“An impactful, and simple, action that leaders can take to promote a healthy work-life culture is to vocalize how they practice balance at work. There’s nothing wrong with blocking off your lunch to walk your dogs, taking a half-day to have a daddy-daughter date, or not scheduling meetings one day because you’re working from a beauty salon. So, personalize that out of office (at least internally). The only way employees will feel comfortable enough to be truthful and transparent about their schedules is if leadership takes the…lead.” shares Aliyah Powell, DE&I Manager at Iterable. “We’re really drilling down on this messaging at Iterable, and empowering leaders with the tools they need to propagate this messaging and model these behaviors.”
Business leaders can support the trickle down effect by acting on the call for OOO transparency, and businesses can help change the narrative by providing dedicated spaces for mindfulness and reality checks.
Communities to Improve Employee Mental Health
Stress is normal. But that doesn’t mean it’s necessary. The holiday seasons are a particularly painful time of year for some employees, and as a result, businesses should drill into their people-first programming in December and January. But this shouldn’t be the only time of the year that People teams activate their amity.
Advice from a team who was recognized at Digiday’s Best Work Life Culture Awards (hint hint, that’s us)? A healthy workplace is a thriving workplace and businesses who want to succeed need to ensure they are supporting the mental health of their workforce year-round.
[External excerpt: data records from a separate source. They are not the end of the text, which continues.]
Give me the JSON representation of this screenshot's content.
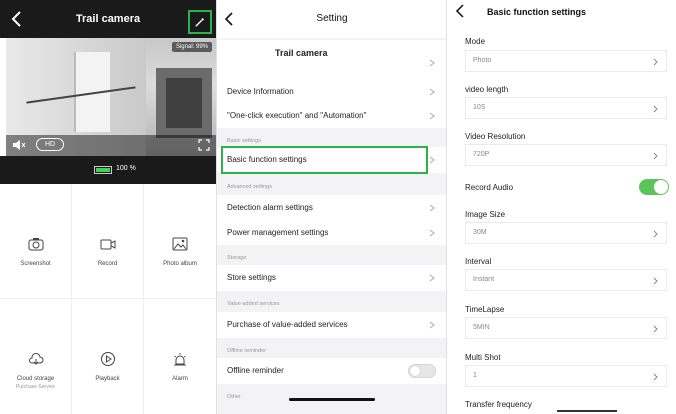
{
  "camera": {
    "title": "Trail camera",
    "signal": "Signal: 99%",
    "quality": "HD",
    "battery": "100 %",
    "battery_fraction": 1.0,
    "actions": [
      {
        "label": "Screenshot",
        "icon": "camera-icon"
      },
      {
        "label": "Record",
        "icon": "video-icon"
      },
      {
        "label": "Photo album",
        "icon": "image-icon"
      },
      {
        "label": "Cloud storage",
        "sub": "Purchase Service",
        "icon": "cloud-icon"
      },
      {
        "label": "Playback",
        "icon": "play-icon"
      },
      {
        "label": "Alarm",
        "icon": "alarm-icon"
      }
    ]
  },
  "settings": {
    "title": "Setting",
    "device_name": "Trail camera",
    "items": {
      "device_information": "Device Information",
      "one_click": "\"One-click execution\" and \"Automation\"",
      "basic_function": "Basic function settings",
      "detection_alarm": "Detection alarm settings",
      "power_management": "Power management settings",
      "store_settings": "Store settings",
      "purchase": "Purchase of value-added services",
      "offline_reminder": "Offline reminder"
    },
    "sections": {
      "basic": "Basic settings",
      "advanced": "Advanced settings",
      "storage": "Storage",
      "value_added": "Value-added services",
      "offline": "Offline reminder",
      "other": "Other"
    },
    "offline_reminder_on": false
  },
  "basic": {
    "title": "Basic function settings",
    "mode_label": "Mode",
    "mode_value": "Photo",
    "video_length_label": "video length",
    "video_length_value": "10S",
    "video_resolution_label": "Video Resolution",
    "video_resolution_value": "720P",
    "record_audio_label": "Record Audio",
    "record_audio_on": true,
    "image_size_label": "Image Size",
    "image_size_value": "30M",
    "interval_label": "Interval",
    "interval_value": "Instant",
    "timelapse_label": "TimeLapse",
    "timelapse_value": "5MIN",
    "multishot_label": "Multi Shot",
    "multishot_value": "1",
    "transfer_label": "Transfer frequency"
  },
  "colors": {
    "highlight": "#2db14a",
    "toggle_on": "#5cc45a",
    "battery_fill": "#3ed353"
  }
}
Iterable is growing, and we’re looking for like-minded leaders to join our team! Explore open roles on our careers page.